PROBLEM STATEMENT >> Nothing in the data should be left out, so repeat it all exactly.
─── DATA FOR THIS TASK
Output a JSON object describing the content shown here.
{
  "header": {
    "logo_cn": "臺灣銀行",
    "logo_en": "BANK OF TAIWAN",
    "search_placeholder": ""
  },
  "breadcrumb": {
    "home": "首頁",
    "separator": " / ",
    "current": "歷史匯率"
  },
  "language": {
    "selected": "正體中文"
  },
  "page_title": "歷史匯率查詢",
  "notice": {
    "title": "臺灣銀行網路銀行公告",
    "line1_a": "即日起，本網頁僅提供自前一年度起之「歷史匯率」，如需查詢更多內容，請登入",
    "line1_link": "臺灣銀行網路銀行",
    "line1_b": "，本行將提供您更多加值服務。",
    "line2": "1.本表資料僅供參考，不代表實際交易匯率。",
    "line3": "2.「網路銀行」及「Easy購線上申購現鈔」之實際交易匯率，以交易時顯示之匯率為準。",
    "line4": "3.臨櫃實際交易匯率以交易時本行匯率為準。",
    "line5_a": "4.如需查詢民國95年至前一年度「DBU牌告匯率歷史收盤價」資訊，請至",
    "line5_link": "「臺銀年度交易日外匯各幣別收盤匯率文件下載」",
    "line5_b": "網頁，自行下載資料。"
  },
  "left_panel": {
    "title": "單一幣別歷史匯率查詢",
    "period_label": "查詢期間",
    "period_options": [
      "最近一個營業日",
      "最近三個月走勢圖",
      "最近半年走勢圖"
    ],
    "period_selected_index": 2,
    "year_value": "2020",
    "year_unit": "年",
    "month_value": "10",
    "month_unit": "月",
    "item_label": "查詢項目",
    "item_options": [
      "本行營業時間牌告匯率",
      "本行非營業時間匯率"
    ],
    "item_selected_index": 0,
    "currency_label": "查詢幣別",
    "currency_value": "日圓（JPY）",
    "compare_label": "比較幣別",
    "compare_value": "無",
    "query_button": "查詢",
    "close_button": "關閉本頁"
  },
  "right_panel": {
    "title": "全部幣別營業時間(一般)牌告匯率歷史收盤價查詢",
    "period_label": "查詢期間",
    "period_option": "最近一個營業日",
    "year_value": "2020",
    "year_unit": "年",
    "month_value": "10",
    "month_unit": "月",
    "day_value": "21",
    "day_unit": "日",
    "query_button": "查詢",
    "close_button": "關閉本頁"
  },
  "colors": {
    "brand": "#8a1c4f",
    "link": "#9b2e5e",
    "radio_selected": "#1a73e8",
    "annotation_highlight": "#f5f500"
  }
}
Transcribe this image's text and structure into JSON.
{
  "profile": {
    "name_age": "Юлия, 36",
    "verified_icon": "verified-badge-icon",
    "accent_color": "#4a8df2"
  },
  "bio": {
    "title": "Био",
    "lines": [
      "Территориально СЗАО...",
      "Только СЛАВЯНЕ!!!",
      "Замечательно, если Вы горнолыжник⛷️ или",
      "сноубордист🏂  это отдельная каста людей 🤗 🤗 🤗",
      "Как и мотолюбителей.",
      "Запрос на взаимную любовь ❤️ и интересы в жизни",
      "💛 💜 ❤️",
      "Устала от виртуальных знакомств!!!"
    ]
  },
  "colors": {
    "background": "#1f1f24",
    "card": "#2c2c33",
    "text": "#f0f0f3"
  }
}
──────
TASK ANSWER >>
Output a JSON object describing the content shown here.
{
  "header": {
    "logo_cn": "臺灣銀行",
    "logo_en": "BANK OF TAIWAN",
    "search_placeholder": ""
  },
  "breadcrumb": {
    "home": "首頁",
    "separator": " / ",
    "current": "歷史匯率"
  },
  "language": {
    "selected": "正體中文"
  },
  "page_title": "歷史匯率查詢",
  "notice": {
    "title": "臺灣銀行網路銀行公告",
    "line1_a": "即日起，本網頁僅提供自前一年度起之「歷史匯率」，如需查詢更多內容，請登入",
    "line1_link": "臺灣銀行網路銀行",
    "line1_b": "，本行將提供您更多加值服務。",
    "line2": "1.本表資料僅供參考，不代表實際交易匯率。",
    "line3": "2.「網路銀行」及「Easy購線上申購現鈔」之實際交易匯率，以交易時顯示之匯率為準。",
    "line4": "3.臨櫃實際交易匯率以交易時本行匯率為準。",
    "line5_a": "4.如需查詢民國95年至前一年度「DBU牌告匯率歷史收盤價」資訊，請至",
    "line5_link": "「臺銀年度交易日外匯各幣別收盤匯率文件下載」",
    "line5_b": "網頁，自行下載資料。"
  },
  "left_panel": {
    "title": "單一幣別歷史匯率查詢",
    "period_label": "查詢期間",
    "period_options": [
      "最近一個營業日",
      "最近三個月走勢圖",
      "最近半年走勢圖"
    ],
    "period_selected_index": 2,
    "year_value": "2020",
    "year_unit": "年",
    "month_value": "10",
    "month_unit": "月",
    "item_label": "查詢項目",
    "item_options": [
      "本行營業時間牌告匯率",
      "本行非營業時間匯率"
    ],
    "item_selected_index": 0,
    "currency_label": "查詢幣別",
    "currency_value": "日圓（JPY）",
    "compare_label": "比較幣別",
    "compare_value": "無",
    "query_button": "查詢",
    "close_button": "關閉本頁"
  },
  "right_panel": {
    "title": "全部幣別營業時間(一般)牌告匯率歷史收盤價查詢",
    "period_label": "查詢期間",
    "period_option": "最近一個營業日",
    "year_value": "2020",
    "year_unit": "年",
    "month_value": "10",
    "month_unit": "月",
    "day_value": "21",
    "day_unit": "日",
    "query_button": "查詢",
    "close_button": "關閉本頁"
  },
  "colors": {
    "brand": "#8a1c4f",
    "link": "#9b2e5e",
    "radio_selected": "#1a73e8",
    "annotation_highlight": "#f5f500"
  }
}
Transcribe this image's text and structure into JSON.
{
  "profile": {
    "name_age": "Юлия, 36",
    "verified_icon": "verified-badge-icon",
    "accent_color": "#4a8df2"
  },
  "bio": {
    "title": "Био",
    "lines": [
      "Территориально СЗАО...",
      "Только СЛАВЯНЕ!!!",
      "Замечательно, если Вы горнолыжник⛷️ или",
      "сноубордист🏂  это отдельная каста людей 🤗 🤗 🤗",
      "Как и мотолюбителей.",
      "Запрос на взаимную любовь ❤️ и интересы в жизни",
      "💛 💜 ❤️",
      "Устала от виртуальных знакомств!!!"
    ]
  },
  "colors": {
    "background": "#1f1f24",
    "card": "#2c2c33",
    "text": "#f0f0f3"
  }
}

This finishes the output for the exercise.